*Activity*: Since only the total matters, count the lines of these entries containing the word "Microsoft" and write that total alone.

Items from a data source
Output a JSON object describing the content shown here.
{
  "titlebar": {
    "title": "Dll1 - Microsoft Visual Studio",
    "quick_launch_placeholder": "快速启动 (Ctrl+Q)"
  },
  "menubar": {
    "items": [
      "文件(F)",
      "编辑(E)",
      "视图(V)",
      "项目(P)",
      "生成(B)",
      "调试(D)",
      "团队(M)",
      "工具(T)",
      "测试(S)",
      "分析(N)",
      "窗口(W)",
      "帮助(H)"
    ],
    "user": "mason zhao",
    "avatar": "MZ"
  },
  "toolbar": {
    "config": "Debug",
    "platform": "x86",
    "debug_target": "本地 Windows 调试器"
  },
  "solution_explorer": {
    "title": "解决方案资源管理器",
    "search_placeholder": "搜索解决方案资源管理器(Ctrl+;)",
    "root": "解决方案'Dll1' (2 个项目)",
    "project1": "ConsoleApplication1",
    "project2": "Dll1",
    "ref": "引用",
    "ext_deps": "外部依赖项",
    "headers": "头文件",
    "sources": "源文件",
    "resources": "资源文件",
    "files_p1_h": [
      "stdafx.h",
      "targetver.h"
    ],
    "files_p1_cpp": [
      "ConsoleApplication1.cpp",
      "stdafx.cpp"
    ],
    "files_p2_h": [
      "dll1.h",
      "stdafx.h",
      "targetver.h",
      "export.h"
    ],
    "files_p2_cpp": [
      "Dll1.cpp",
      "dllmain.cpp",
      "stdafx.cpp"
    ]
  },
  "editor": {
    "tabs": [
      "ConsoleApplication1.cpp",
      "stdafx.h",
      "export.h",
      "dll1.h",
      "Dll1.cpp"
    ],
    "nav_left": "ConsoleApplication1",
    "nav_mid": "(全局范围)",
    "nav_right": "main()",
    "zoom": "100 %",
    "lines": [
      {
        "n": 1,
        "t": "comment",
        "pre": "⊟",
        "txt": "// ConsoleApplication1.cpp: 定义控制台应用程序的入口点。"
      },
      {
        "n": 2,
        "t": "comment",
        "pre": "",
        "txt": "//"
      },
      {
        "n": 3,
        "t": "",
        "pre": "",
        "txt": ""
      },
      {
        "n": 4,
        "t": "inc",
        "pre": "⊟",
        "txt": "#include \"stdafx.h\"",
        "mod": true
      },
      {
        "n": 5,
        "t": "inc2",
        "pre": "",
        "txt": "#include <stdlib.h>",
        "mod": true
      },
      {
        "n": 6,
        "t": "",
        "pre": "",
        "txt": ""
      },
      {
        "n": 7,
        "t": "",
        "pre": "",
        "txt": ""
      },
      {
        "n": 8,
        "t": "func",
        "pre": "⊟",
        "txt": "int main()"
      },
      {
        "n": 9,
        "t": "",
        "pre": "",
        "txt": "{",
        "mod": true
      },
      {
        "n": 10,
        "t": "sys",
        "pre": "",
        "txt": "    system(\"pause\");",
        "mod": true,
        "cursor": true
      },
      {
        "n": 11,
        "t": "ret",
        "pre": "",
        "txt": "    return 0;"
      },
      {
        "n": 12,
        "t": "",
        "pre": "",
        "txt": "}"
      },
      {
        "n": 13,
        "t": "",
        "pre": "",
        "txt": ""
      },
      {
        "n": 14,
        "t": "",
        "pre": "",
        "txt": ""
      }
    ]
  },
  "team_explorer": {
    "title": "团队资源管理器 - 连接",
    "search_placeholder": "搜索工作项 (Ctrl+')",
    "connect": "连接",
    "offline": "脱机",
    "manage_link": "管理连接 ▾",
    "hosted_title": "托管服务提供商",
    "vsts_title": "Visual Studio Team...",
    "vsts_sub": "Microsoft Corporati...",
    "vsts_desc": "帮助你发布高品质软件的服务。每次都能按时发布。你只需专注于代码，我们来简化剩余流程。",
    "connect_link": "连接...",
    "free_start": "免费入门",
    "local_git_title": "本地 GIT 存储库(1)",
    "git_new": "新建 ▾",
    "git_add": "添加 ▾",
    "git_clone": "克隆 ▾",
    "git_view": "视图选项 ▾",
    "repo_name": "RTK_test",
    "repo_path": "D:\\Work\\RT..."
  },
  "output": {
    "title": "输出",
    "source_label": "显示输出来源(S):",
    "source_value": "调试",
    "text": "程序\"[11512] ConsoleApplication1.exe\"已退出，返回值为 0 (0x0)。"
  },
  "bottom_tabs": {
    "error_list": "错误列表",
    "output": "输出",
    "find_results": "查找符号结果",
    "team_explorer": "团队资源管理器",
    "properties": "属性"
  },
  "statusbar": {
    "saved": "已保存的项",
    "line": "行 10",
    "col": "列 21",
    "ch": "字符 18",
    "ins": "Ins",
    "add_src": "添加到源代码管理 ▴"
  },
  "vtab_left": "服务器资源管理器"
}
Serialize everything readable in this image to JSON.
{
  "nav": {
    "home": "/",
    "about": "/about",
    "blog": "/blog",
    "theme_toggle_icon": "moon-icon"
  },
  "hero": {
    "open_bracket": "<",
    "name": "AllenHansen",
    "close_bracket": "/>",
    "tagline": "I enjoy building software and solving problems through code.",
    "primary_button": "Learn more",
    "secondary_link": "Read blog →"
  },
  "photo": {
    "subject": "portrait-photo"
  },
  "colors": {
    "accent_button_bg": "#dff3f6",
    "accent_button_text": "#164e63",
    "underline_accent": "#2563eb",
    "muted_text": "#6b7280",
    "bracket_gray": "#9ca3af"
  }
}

*Problem solution*: 2